Exercise details: Please copy each line of the listing that includes the string "JSON".

Extracted data:
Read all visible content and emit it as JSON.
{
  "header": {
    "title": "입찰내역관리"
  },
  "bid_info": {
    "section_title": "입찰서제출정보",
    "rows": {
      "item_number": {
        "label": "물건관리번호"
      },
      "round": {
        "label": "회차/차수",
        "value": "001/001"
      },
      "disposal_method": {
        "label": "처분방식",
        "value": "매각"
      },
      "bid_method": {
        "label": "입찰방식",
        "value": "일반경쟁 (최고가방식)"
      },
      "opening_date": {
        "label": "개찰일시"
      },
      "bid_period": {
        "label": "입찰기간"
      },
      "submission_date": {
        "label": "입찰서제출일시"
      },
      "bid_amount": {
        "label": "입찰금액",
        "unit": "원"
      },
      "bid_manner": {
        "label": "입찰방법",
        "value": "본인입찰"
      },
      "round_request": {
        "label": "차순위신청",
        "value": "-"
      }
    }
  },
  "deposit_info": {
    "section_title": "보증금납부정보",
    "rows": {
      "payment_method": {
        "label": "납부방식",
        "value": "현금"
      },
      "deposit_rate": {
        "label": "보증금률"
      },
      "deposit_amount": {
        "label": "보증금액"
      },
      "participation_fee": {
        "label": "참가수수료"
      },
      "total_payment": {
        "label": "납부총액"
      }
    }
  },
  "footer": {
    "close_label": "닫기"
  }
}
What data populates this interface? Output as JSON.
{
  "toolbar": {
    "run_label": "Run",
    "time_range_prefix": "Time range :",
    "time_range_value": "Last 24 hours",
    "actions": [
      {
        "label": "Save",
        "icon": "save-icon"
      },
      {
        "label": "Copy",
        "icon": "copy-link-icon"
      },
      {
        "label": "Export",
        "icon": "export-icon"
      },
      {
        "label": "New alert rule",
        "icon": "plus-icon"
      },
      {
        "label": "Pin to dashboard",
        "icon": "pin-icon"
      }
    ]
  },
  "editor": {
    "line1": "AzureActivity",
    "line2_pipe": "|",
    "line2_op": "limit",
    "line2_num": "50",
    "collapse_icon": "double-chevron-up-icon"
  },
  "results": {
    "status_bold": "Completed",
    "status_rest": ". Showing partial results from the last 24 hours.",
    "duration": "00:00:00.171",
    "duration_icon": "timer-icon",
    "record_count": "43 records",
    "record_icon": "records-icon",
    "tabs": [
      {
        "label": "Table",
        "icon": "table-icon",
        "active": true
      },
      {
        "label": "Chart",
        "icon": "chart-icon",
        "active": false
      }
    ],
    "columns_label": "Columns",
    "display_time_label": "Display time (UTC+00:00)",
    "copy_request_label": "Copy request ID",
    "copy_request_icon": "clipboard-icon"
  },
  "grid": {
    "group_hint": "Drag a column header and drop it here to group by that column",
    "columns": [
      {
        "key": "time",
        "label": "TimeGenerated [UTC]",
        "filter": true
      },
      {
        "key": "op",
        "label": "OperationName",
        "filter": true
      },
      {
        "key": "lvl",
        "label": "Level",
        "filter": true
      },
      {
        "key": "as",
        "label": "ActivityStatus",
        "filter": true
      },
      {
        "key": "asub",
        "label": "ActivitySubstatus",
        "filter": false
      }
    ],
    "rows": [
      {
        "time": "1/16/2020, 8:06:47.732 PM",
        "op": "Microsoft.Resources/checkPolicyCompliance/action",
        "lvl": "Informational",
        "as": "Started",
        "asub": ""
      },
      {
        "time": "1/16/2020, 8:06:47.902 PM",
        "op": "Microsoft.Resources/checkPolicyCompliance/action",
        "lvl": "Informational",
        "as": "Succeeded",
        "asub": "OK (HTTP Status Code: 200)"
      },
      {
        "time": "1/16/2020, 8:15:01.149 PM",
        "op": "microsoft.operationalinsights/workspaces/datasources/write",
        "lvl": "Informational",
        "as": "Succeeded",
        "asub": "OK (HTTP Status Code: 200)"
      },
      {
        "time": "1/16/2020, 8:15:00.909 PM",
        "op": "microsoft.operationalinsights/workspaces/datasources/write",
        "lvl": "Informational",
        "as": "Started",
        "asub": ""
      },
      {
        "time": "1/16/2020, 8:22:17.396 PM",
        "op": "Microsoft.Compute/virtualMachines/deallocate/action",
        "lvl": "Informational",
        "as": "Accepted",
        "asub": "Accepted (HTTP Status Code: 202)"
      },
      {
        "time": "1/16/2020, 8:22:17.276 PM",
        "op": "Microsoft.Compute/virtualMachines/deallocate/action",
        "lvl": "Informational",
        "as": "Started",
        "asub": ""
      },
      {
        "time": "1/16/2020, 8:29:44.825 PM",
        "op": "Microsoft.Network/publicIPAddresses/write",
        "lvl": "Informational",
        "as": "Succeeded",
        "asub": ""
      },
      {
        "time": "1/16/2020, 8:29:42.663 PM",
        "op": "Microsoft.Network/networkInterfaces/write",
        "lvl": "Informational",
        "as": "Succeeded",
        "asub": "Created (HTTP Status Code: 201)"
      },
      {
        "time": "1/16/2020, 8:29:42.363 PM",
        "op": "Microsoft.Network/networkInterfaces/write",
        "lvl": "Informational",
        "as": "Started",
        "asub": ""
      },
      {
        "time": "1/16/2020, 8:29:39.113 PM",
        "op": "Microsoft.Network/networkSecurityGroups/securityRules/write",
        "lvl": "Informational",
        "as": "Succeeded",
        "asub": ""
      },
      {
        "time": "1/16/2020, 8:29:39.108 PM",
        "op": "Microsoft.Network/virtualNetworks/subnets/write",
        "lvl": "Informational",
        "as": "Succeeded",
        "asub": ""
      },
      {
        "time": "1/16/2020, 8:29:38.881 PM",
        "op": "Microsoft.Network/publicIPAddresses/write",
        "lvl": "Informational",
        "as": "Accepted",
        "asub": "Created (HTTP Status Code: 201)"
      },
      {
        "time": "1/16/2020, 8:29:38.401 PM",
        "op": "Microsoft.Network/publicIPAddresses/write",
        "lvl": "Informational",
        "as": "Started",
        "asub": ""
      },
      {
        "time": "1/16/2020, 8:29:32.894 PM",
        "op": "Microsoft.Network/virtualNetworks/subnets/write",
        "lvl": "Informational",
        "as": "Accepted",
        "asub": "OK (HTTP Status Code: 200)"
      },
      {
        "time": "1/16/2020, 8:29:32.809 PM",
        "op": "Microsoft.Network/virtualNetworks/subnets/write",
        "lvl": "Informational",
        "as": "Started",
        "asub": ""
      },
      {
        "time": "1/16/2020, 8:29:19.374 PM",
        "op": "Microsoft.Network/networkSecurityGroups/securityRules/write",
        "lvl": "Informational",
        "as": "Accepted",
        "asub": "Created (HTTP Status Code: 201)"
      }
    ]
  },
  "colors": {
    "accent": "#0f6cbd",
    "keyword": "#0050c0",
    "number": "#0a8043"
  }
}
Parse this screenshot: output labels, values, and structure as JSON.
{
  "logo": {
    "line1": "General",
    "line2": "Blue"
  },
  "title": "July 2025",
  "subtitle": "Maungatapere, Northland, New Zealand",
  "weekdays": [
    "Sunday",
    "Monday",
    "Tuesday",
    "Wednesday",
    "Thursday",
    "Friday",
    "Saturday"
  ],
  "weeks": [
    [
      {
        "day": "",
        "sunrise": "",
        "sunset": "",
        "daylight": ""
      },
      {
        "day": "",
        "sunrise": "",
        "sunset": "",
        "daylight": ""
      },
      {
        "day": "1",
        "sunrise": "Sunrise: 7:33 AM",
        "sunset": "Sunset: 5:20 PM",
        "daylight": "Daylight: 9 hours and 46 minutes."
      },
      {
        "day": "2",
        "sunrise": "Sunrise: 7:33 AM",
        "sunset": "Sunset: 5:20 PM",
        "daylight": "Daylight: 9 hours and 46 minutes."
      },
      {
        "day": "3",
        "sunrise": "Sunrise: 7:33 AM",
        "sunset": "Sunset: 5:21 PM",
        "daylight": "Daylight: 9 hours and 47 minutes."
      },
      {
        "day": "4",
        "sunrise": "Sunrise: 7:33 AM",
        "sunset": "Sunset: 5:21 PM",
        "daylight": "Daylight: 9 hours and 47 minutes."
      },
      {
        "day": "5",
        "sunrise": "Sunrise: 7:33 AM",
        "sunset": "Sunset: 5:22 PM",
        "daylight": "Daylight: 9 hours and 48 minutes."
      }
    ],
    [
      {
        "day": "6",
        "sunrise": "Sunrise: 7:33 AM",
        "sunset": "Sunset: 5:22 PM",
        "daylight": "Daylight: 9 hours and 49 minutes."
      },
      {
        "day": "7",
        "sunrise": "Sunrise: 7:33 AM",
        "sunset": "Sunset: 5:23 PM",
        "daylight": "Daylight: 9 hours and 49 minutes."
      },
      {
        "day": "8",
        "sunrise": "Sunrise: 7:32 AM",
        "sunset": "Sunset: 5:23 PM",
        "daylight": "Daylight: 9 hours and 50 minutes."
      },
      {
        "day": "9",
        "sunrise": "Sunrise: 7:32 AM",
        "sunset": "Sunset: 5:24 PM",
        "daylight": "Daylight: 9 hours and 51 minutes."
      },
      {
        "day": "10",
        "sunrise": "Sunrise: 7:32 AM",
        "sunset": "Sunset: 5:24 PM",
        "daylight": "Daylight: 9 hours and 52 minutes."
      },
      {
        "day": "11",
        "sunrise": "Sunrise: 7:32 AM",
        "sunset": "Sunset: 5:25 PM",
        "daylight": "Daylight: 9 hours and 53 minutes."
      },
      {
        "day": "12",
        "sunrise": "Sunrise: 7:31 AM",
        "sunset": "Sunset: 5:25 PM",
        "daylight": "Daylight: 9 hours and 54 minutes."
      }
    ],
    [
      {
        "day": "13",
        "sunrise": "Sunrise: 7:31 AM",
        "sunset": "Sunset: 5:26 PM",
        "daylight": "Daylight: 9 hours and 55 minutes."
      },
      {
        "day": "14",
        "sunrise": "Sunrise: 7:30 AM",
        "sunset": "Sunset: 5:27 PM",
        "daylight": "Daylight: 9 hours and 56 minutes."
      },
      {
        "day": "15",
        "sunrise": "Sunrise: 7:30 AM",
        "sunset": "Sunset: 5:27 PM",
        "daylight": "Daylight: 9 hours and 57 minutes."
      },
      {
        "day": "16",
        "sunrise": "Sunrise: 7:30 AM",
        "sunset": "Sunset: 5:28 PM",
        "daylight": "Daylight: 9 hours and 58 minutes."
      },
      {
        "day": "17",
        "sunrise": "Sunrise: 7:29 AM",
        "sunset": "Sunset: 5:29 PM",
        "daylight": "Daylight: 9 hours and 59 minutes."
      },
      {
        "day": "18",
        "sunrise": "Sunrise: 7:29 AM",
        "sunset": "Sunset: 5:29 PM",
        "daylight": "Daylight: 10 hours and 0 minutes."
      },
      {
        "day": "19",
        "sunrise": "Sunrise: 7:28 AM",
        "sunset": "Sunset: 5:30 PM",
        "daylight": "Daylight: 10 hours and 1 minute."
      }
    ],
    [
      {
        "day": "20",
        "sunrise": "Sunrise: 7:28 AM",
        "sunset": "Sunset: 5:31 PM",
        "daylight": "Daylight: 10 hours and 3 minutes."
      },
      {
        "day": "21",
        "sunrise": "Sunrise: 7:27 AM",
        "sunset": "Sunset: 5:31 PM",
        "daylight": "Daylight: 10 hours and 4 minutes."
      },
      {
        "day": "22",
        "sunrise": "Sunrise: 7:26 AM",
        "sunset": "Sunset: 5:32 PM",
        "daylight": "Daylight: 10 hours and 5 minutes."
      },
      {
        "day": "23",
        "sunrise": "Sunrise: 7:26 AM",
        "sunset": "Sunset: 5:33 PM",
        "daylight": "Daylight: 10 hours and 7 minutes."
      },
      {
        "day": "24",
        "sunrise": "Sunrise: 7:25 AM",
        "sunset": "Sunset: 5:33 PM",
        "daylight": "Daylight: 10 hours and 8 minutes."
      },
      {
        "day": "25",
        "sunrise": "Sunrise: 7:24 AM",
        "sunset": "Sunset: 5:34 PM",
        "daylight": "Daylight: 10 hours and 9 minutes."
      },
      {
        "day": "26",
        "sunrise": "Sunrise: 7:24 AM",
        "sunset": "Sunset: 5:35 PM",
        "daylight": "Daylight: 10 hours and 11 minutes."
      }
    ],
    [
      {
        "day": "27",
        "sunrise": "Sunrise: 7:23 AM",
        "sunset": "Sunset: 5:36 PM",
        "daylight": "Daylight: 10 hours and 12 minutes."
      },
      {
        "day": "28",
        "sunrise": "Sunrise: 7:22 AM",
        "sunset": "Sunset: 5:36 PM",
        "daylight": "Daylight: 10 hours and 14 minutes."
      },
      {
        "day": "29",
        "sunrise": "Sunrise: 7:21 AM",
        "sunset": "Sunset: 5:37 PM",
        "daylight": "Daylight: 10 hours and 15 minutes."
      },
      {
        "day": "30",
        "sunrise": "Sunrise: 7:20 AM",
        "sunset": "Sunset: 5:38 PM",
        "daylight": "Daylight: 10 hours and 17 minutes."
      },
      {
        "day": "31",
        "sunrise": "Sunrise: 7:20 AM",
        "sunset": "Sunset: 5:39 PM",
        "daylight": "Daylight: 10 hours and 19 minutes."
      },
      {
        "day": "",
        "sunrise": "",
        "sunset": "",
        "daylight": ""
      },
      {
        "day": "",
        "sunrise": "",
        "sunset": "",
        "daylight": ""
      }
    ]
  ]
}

Result of this exercise:
Read all visible content and emit it as JSON.
What data populates this interface? Output as JSON.
Parse this screenshot: output labels, values, and structure as JSON.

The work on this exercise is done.